(Component data from apps and pages)
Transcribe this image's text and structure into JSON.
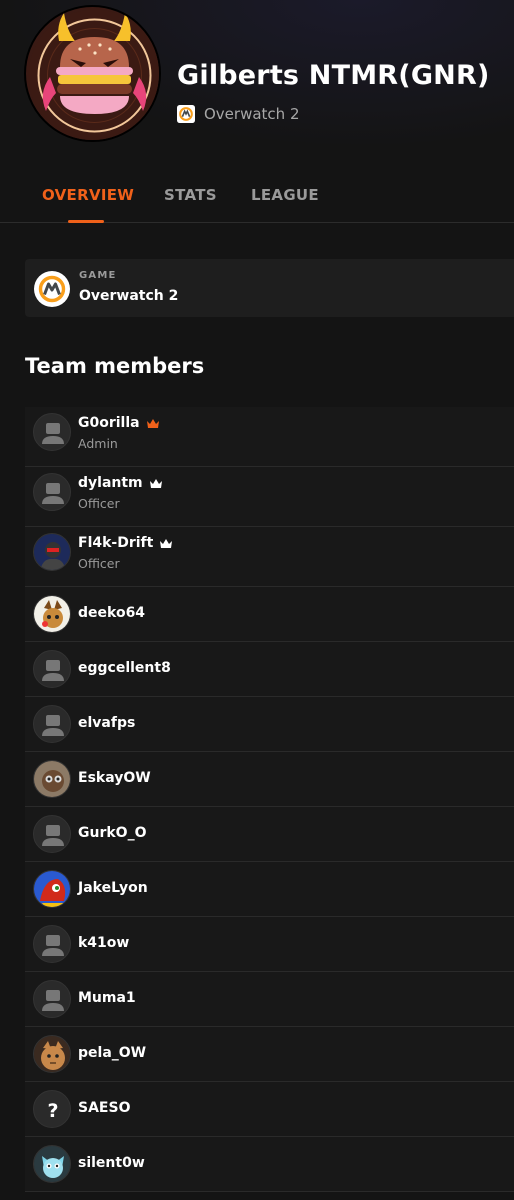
{
  "team": {
    "name": "Gilberts NTMR(GNR)",
    "game": "Overwatch 2"
  },
  "tabs": [
    {
      "label": "OVERVIEW",
      "active": true
    },
    {
      "label": "STATS",
      "active": false
    },
    {
      "label": "LEAGUE",
      "active": false
    }
  ],
  "game_card": {
    "label": "GAME",
    "value": "Overwatch 2"
  },
  "members_title": "Team members",
  "members": [
    {
      "name": "G0orilla",
      "role": "Admin",
      "crown": "orange",
      "avatar": "default-avatar-icon"
    },
    {
      "name": "dylantm",
      "role": "Officer",
      "crown": "white",
      "avatar": "default-avatar-icon"
    },
    {
      "name": "Fl4k-Drift",
      "role": "Officer",
      "crown": "white",
      "avatar": "user-photo"
    },
    {
      "name": "deeko64",
      "role": "",
      "crown": "",
      "avatar": "user-photo"
    },
    {
      "name": "eggcellent8",
      "role": "",
      "crown": "",
      "avatar": "default-avatar-icon"
    },
    {
      "name": "elvafps",
      "role": "",
      "crown": "",
      "avatar": "default-avatar-icon"
    },
    {
      "name": "EskayOW",
      "role": "",
      "crown": "",
      "avatar": "user-photo"
    },
    {
      "name": "GurkO_O",
      "role": "",
      "crown": "",
      "avatar": "default-avatar-icon"
    },
    {
      "name": "JakeLyon",
      "role": "",
      "crown": "",
      "avatar": "user-photo"
    },
    {
      "name": "k41ow",
      "role": "",
      "crown": "",
      "avatar": "default-avatar-icon"
    },
    {
      "name": "Muma1",
      "role": "",
      "crown": "",
      "avatar": "default-avatar-icon"
    },
    {
      "name": "pela_OW",
      "role": "",
      "crown": "",
      "avatar": "user-photo"
    },
    {
      "name": "SAESO",
      "role": "",
      "crown": "",
      "avatar": "question-mark-icon"
    },
    {
      "name": "silent0w",
      "role": "",
      "crown": "",
      "avatar": "user-photo"
    }
  ],
  "colors": {
    "accent": "#f0611a",
    "background": "#141414",
    "card": "#1e1e1e",
    "muted_text": "#9a9a9a"
  }
}
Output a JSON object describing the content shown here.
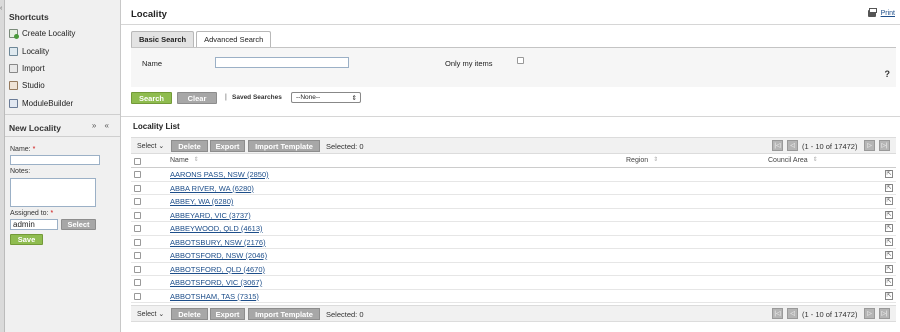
{
  "sidebar": {
    "shortcuts_title": "Shortcuts",
    "shortcuts": [
      {
        "label": "Create Locality",
        "icon": "create-icon"
      },
      {
        "label": "Locality",
        "icon": "locality-icon"
      },
      {
        "label": "Import",
        "icon": "import-icon"
      },
      {
        "label": "Studio",
        "icon": "studio-icon"
      },
      {
        "label": "ModuleBuilder",
        "icon": "modulebuilder-icon"
      }
    ],
    "new_locality": {
      "title": "New Locality",
      "name_label": "Name:",
      "notes_label": "Notes:",
      "assigned_label": "Assigned to:",
      "required_mark": "*",
      "assigned_value": "admin",
      "select_label": "Select",
      "save_label": "Save",
      "collapse_glyphs": "» «"
    }
  },
  "header": {
    "title": "Locality",
    "print_label": "Print"
  },
  "search": {
    "tabs": [
      "Basic Search",
      "Advanced Search"
    ],
    "name_label": "Name",
    "only_my_items_label": "Only my items",
    "help": "?",
    "search_label": "Search",
    "clear_label": "Clear",
    "separator": "|",
    "saved_searches_label": "Saved Searches",
    "saved_searches_value": "--None--"
  },
  "list": {
    "title": "Locality List",
    "toolbar": {
      "select_label": "Select",
      "delete_label": "Delete",
      "export_label": "Export",
      "import_template_label": "Import Template",
      "selected_text": "Selected: 0",
      "pagination_text": "(1 - 10 of 17472)"
    },
    "columns": [
      "Name",
      "Region",
      "Council Area"
    ],
    "rows": [
      "AARONS PASS, NSW (2850)",
      "ABBA RIVER, WA (6280)",
      "ABBEY, WA (6280)",
      "ABBEYARD, VIC (3737)",
      "ABBEYWOOD, QLD (4613)",
      "ABBOTSBURY, NSW (2176)",
      "ABBOTSFORD, NSW (2046)",
      "ABBOTSFORD, QLD (4670)",
      "ABBOTSFORD, VIC (3067)",
      "ABBOTSHAM, TAS (7315)"
    ]
  }
}
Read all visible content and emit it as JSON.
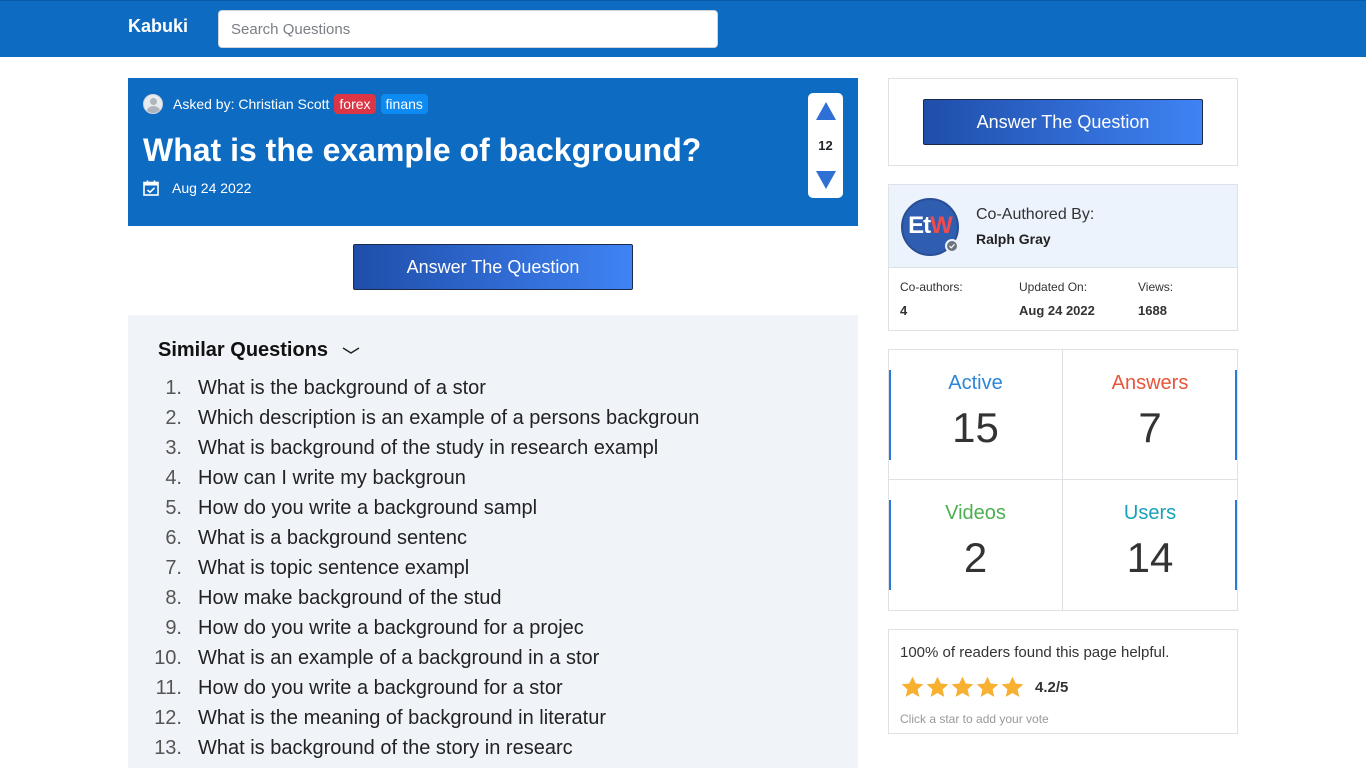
{
  "nav": {
    "brand": "Kabuki",
    "search_placeholder": "Search Questions"
  },
  "question": {
    "asked_by": "Asked by: Christian Scott",
    "tags": [
      "forex",
      "finans"
    ],
    "title": "What is the example of background?",
    "date": "Aug 24 2022",
    "votes": "12"
  },
  "buttons": {
    "answer_label": "Answer The Question"
  },
  "similar": {
    "heading": "Similar Questions",
    "items": [
      {
        "num": "1.",
        "text": "What is the background of a stor"
      },
      {
        "num": "2.",
        "text": "Which description is an example of a persons backgroun"
      },
      {
        "num": "3.",
        "text": "What is background of the study in research exampl"
      },
      {
        "num": "4.",
        "text": "How can I write my backgroun"
      },
      {
        "num": "5.",
        "text": "How do you write a background sampl"
      },
      {
        "num": "6.",
        "text": "What is a background sentenc"
      },
      {
        "num": "7.",
        "text": "What is topic sentence exampl"
      },
      {
        "num": "8.",
        "text": "How make background of the stud"
      },
      {
        "num": "9.",
        "text": "How do you write a background for a projec"
      },
      {
        "num": "10.",
        "text": "What is an example of a background in a stor"
      },
      {
        "num": "11.",
        "text": "How do you write a background for a stor"
      },
      {
        "num": "12.",
        "text": "What is the meaning of background in literatur"
      },
      {
        "num": "13.",
        "text": "What is background of the story in researc"
      }
    ]
  },
  "author": {
    "logo_et": "Et",
    "logo_w": "W",
    "co_label": "Co-Authored By:",
    "name": "Ralph Gray",
    "meta": [
      {
        "label": "Co-authors:",
        "value": "4"
      },
      {
        "label": "Updated On:",
        "value": "Aug 24 2022"
      },
      {
        "label": "Views:",
        "value": "1688"
      }
    ]
  },
  "stats": {
    "active": {
      "label": "Active",
      "value": "15",
      "color": "#2a86d8"
    },
    "answers": {
      "label": "Answers",
      "value": "7",
      "color": "#e8553a"
    },
    "videos": {
      "label": "Videos",
      "value": "2",
      "color": "#4caf50"
    },
    "users": {
      "label": "Users",
      "value": "14",
      "color": "#17a2b8"
    }
  },
  "rating": {
    "helpful": "100% of readers found this page helpful.",
    "score": "4.2/5",
    "stars_filled": 5,
    "hint": "Click a star to add your vote",
    "star_color": "#f7b030"
  },
  "colors": {
    "primary": "#0d6bc2",
    "tag_red": "#dc3545",
    "tag_blue": "#0d8bf2"
  }
}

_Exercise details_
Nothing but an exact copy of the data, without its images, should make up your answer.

_Exercise answer_
Transcribe this image's text and structure into JSON.
{
  "team": {
    "name": "Gilberts NTMR(GNR)",
    "game": "Overwatch 2"
  },
  "tabs": [
    {
      "label": "OVERVIEW",
      "active": true
    },
    {
      "label": "STATS",
      "active": false
    },
    {
      "label": "LEAGUE",
      "active": false
    }
  ],
  "game_card": {
    "label": "GAME",
    "value": "Overwatch 2"
  },
  "members_title": "Team members",
  "members": [
    {
      "name": "G0orilla",
      "role": "Admin",
      "crown": "orange",
      "avatar": "default-avatar-icon"
    },
    {
      "name": "dylantm",
      "role": "Officer",
      "crown": "white",
      "avatar": "default-avatar-icon"
    },
    {
      "name": "Fl4k-Drift",
      "role": "Officer",
      "crown": "white",
      "avatar": "user-photo"
    },
    {
      "name": "deeko64",
      "role": "",
      "crown": "",
      "avatar": "user-photo"
    },
    {
      "name": "eggcellent8",
      "role": "",
      "crown": "",
      "avatar": "default-avatar-icon"
    },
    {
      "name": "elvafps",
      "role": "",
      "crown": "",
      "avatar": "default-avatar-icon"
    },
    {
      "name": "EskayOW",
      "role": "",
      "crown": "",
      "avatar": "user-photo"
    },
    {
      "name": "GurkO_O",
      "role": "",
      "crown": "",
      "avatar": "default-avatar-icon"
    },
    {
      "name": "JakeLyon",
      "role": "",
      "crown": "",
      "avatar": "user-photo"
    },
    {
      "name": "k41ow",
      "role": "",
      "crown": "",
      "avatar": "default-avatar-icon"
    },
    {
      "name": "Muma1",
      "role": "",
      "crown": "",
      "avatar": "default-avatar-icon"
    },
    {
      "name": "pela_OW",
      "role": "",
      "crown": "",
      "avatar": "user-photo"
    },
    {
      "name": "SAESO",
      "role": "",
      "crown": "",
      "avatar": "question-mark-icon"
    },
    {
      "name": "silent0w",
      "role": "",
      "crown": "",
      "avatar": "user-photo"
    }
  ],
  "colors": {
    "accent": "#f0611a",
    "background": "#141414",
    "card": "#1e1e1e",
    "muted_text": "#9a9a9a"
  }
}
Output a JSON object describing the content shown here.
{
  "sidebar": {
    "shortcuts_title": "Shortcuts",
    "shortcuts": [
      {
        "label": "Create Locality",
        "icon": "create-icon"
      },
      {
        "label": "Locality",
        "icon": "locality-icon"
      },
      {
        "label": "Import",
        "icon": "import-icon"
      },
      {
        "label": "Studio",
        "icon": "studio-icon"
      },
      {
        "label": "ModuleBuilder",
        "icon": "modulebuilder-icon"
      }
    ],
    "new_locality": {
      "title": "New Locality",
      "name_label": "Name:",
      "notes_label": "Notes:",
      "assigned_label": "Assigned to:",
      "required_mark": "*",
      "assigned_value": "admin",
      "select_label": "Select",
      "save_label": "Save",
      "collapse_glyphs": "» «"
    }
  },
  "header": {
    "title": "Locality",
    "print_label": "Print"
  },
  "search": {
    "tabs": [
      "Basic Search",
      "Advanced Search"
    ],
    "name_label": "Name",
    "only_my_items_label": "Only my items",
    "help": "?",
    "search_label": "Search",
    "clear_label": "Clear",
    "separator": "|",
    "saved_searches_label": "Saved Searches",
    "saved_searches_value": "--None--"
  },
  "list": {
    "title": "Locality List",
    "toolbar": {
      "select_label": "Select",
      "delete_label": "Delete",
      "export_label": "Export",
      "import_template_label": "Import Template",
      "selected_text": "Selected: 0",
      "pagination_text": "(1 - 10 of 17472)"
    },
    "columns": [
      "Name",
      "Region",
      "Council Area"
    ],
    "rows": [
      "AARONS PASS, NSW (2850)",
      "ABBA RIVER, WA (6280)",
      "ABBEY, WA (6280)",
      "ABBEYARD, VIC (3737)",
      "ABBEYWOOD, QLD (4613)",
      "ABBOTSBURY, NSW (2176)",
      "ABBOTSFORD, NSW (2046)",
      "ABBOTSFORD, QLD (4670)",
      "ABBOTSFORD, VIC (3067)",
      "ABBOTSHAM, TAS (7315)"
    ]
  }
}
Read all visible content and emit it as JSON.
{
  "nav": {
    "brand": "Kabuki",
    "search_placeholder": "Search Questions"
  },
  "question": {
    "asked_by": "Asked by: Christian Scott",
    "tags": [
      "forex",
      "finans"
    ],
    "title": "What is the example of background?",
    "date": "Aug 24 2022",
    "votes": "12"
  },
  "buttons": {
    "answer_label": "Answer The Question"
  },
  "similar": {
    "heading": "Similar Questions",
    "items": [
      {
        "num": "1.",
        "text": "What is the background of a stor"
      },
      {
        "num": "2.",
        "text": "Which description is an example of a persons backgroun"
      },
      {
        "num": "3.",
        "text": "What is background of the study in research exampl"
      },
      {
        "num": "4.",
        "text": "How can I write my backgroun"
      },
      {
        "num": "5.",
        "text": "How do you write a background sampl"
      },
      {
        "num": "6.",
        "text": "What is a background sentenc"
      },
      {
        "num": "7.",
        "text": "What is topic sentence exampl"
      },
      {
        "num": "8.",
        "text": "How make background of the stud"
      },
      {
        "num": "9.",
        "text": "How do you write a background for a projec"
      },
      {
        "num": "10.",
        "text": "What is an example of a background in a stor"
      },
      {
        "num": "11.",
        "text": "How do you write a background for a stor"
      },
      {
        "num": "12.",
        "text": "What is the meaning of background in literatur"
      },
      {
        "num": "13.",
        "text": "What is background of the story in researc"
      }
    ]
  },
  "author": {
    "logo_et": "Et",
    "logo_w": "W",
    "co_label": "Co-Authored By:",
    "name": "Ralph Gray",
    "meta": [
      {
        "label": "Co-authors:",
        "value": "4"
      },
      {
        "label": "Updated On:",
        "value": "Aug 24 2022"
      },
      {
        "label": "Views:",
        "value": "1688"
      }
    ]
  },
  "stats": {
    "active": {
      "label": "Active",
      "value": "15",
      "color": "#2a86d8"
    },
    "answers": {
      "label": "Answers",
      "value": "7",
      "color": "#e8553a"
    },
    "videos": {
      "label": "Videos",
      "value": "2",
      "color": "#4caf50"
    },
    "users": {
      "label": "Users",
      "value": "14",
      "color": "#17a2b8"
    }
  },
  "rating": {
    "helpful": "100% of readers found this page helpful.",
    "score": "4.2/5",
    "stars_filled": 5,
    "hint": "Click a star to add your vote",
    "star_color": "#f7b030"
  },
  "colors": {
    "primary": "#0d6bc2",
    "tag_red": "#dc3545",
    "tag_blue": "#0d8bf2"
  }
}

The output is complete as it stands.